Housing affordability has been an issue both nationally and in mountain towns like Breckenridge for years. The problem is worse now than it was when the original SustainableBreck Plan was released in 2011.

Housing has a close connection with community sustainability. If workers can’t afford to live near where they work, the work force is going to erode. Essential services may become more expensive or disappear entirely. The Town will explore further growth in its housing programs. It will consider other changes that could lead to greater housing availability.

New Deed Restricted Units

Breckenridge’s Housing Program aims to have 47% of the Breckenridge workforce living in the community with a balance of 35% resident housing and 65% of housing for vacation/lodging needs.

Five-Year Housing Blueprint

In February 2022, the Town Council endorsed this Blueprint, believing it will lead to $300 million in new construction of workforce housing.

Alta Verde II

In the fall of 2022, the Town’s latest net-zero workforce housing, Alta Verde II, will break ground. The project will provide 174 units in four buildings of new workforce housing. Alta Verde II follows Alta Verde I, which offers 80 workforce housing units that are net-zero energy with onsite 650 kW solar panels.

Case Study.

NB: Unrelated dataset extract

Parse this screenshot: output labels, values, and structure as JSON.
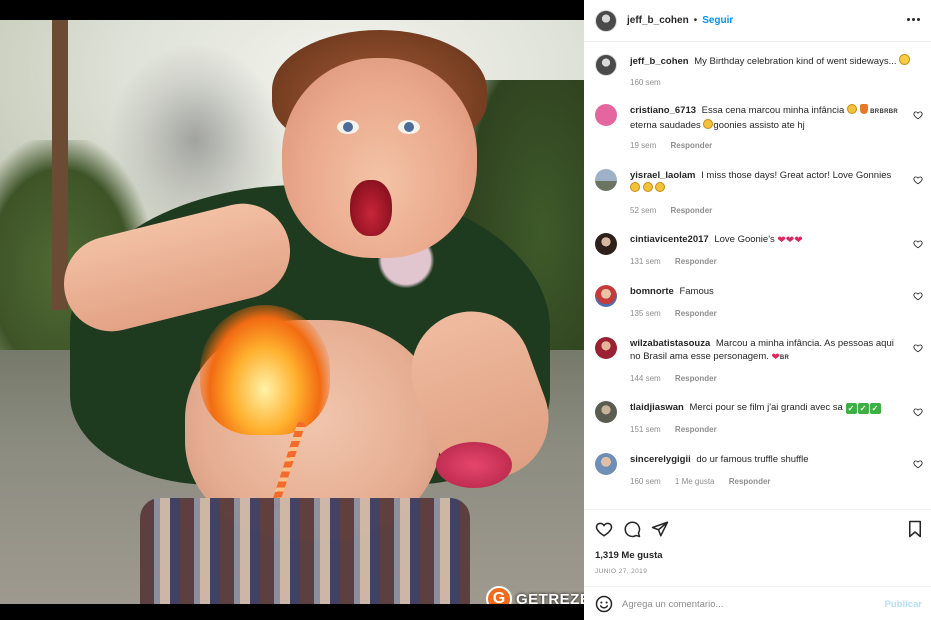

Breckenridge has been very fortunate to collaborate with many different partners to construct new workforce housing. The Town and our like-minded partners are committed to net zero neighborhoods to support carbon reduction and to lower utility costs for residents. Working with like-minded partners helps the Town achieve the ambitious goals established in the Breckenridge Housing Blueprint-adopted in February of 2022.
– Laurie Best, Town of Breckenridge Housing Manager &   Kimball Crangle, Gorman & Company